In Berman v. Freedom Financial LLC, the Ninth Circuit ruled that the defendant could not compel arbitration due to specific issues with the design of the website used to get the plaintiffs to agree to the terms and conditions containing the arbitration clause. The court ruled that the arbitration clause could not be enforced because the plaintiffs did not “unambiguously manifest their assent to the terms and conditions when navigating through the [defendants’] websites.” Among the reasons cited were the size of the text in the disclosure, the color of the text containing the hyperlink to the full terms and conditions, and the specific phrase used on the button that users click to agree to the terms and conditions. The Second Circuit reached a similar conclusion in Luis Arnaud v. Doctors Associates, Inc. d/b/a Subway.
In Robert Kelly v. the McClatchy Company, a district court ruled that a newspaper company could not compel arbitration in a TCPA complaint because the allegedly violating calls occurred after the plaintiff had canceled his subscription. The court found that the cancellation effectively terminated the contract between plaintiff and defendant and made the arbitration clause unenforceable for the calls that occurred after cancellation.
The frequent use of mandatory arbitration agreements to resolve disputes is fairly unique to the United States. In fact, a scholarly article from the UNLV Boyd School of Law notes that “companies rarely if ever employ this strategy outside the United States.” U.S.-based callers would be well served to avail themselves of this opportunity to protect themselves from the uniquely punitive nature of the TCPA.

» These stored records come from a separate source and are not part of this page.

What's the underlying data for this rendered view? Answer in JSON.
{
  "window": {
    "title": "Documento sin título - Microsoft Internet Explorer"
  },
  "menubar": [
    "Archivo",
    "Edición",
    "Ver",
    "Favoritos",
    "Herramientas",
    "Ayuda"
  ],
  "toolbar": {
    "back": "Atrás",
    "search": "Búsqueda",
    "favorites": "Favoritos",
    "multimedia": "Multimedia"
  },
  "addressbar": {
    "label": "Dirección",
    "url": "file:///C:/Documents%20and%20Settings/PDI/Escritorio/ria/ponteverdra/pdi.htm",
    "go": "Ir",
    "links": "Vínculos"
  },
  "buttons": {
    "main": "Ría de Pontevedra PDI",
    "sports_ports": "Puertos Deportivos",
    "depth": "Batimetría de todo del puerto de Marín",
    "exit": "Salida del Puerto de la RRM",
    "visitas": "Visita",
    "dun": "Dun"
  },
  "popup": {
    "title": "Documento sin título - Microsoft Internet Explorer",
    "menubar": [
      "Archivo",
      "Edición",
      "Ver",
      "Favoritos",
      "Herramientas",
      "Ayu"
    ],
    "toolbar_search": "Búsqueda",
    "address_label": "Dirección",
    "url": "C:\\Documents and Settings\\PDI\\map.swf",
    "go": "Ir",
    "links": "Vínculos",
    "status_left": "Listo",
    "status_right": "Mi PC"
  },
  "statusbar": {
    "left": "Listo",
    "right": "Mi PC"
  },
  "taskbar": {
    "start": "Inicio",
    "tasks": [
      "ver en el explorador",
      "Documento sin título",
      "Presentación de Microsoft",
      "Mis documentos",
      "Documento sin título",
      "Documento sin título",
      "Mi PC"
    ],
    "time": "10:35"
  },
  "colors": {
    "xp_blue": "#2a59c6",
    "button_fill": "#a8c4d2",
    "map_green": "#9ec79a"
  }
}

However, as the above case studies demonstrate, a forced arbitration clause is not a “get out of jail free” card, despite what one particular judge may say. For arbitration to be an effective defense against TCPA complaints, callers should abide by certain best practices. An arbitration clause that is crafted specifically for a caller with the assistance of an experienced attorney is likely to be more effective than a boilerplate arbitration clause that is copied from a website. Arbitration agreements should be tailored to the proper scope to include TCPA complaints and any potential claims under any state laws that may be arbitrable. Arbitration agreements also must cover the span of the contract with the consumer. As the McClatchy case demonstrates, violations that occur after an arbitration clause is no longer in effect can result in complaints that are not arbitrable. And as Berman and the Subway case demonstrate, seemingly minor details like webform design can ultimately undermine arbitration defenses.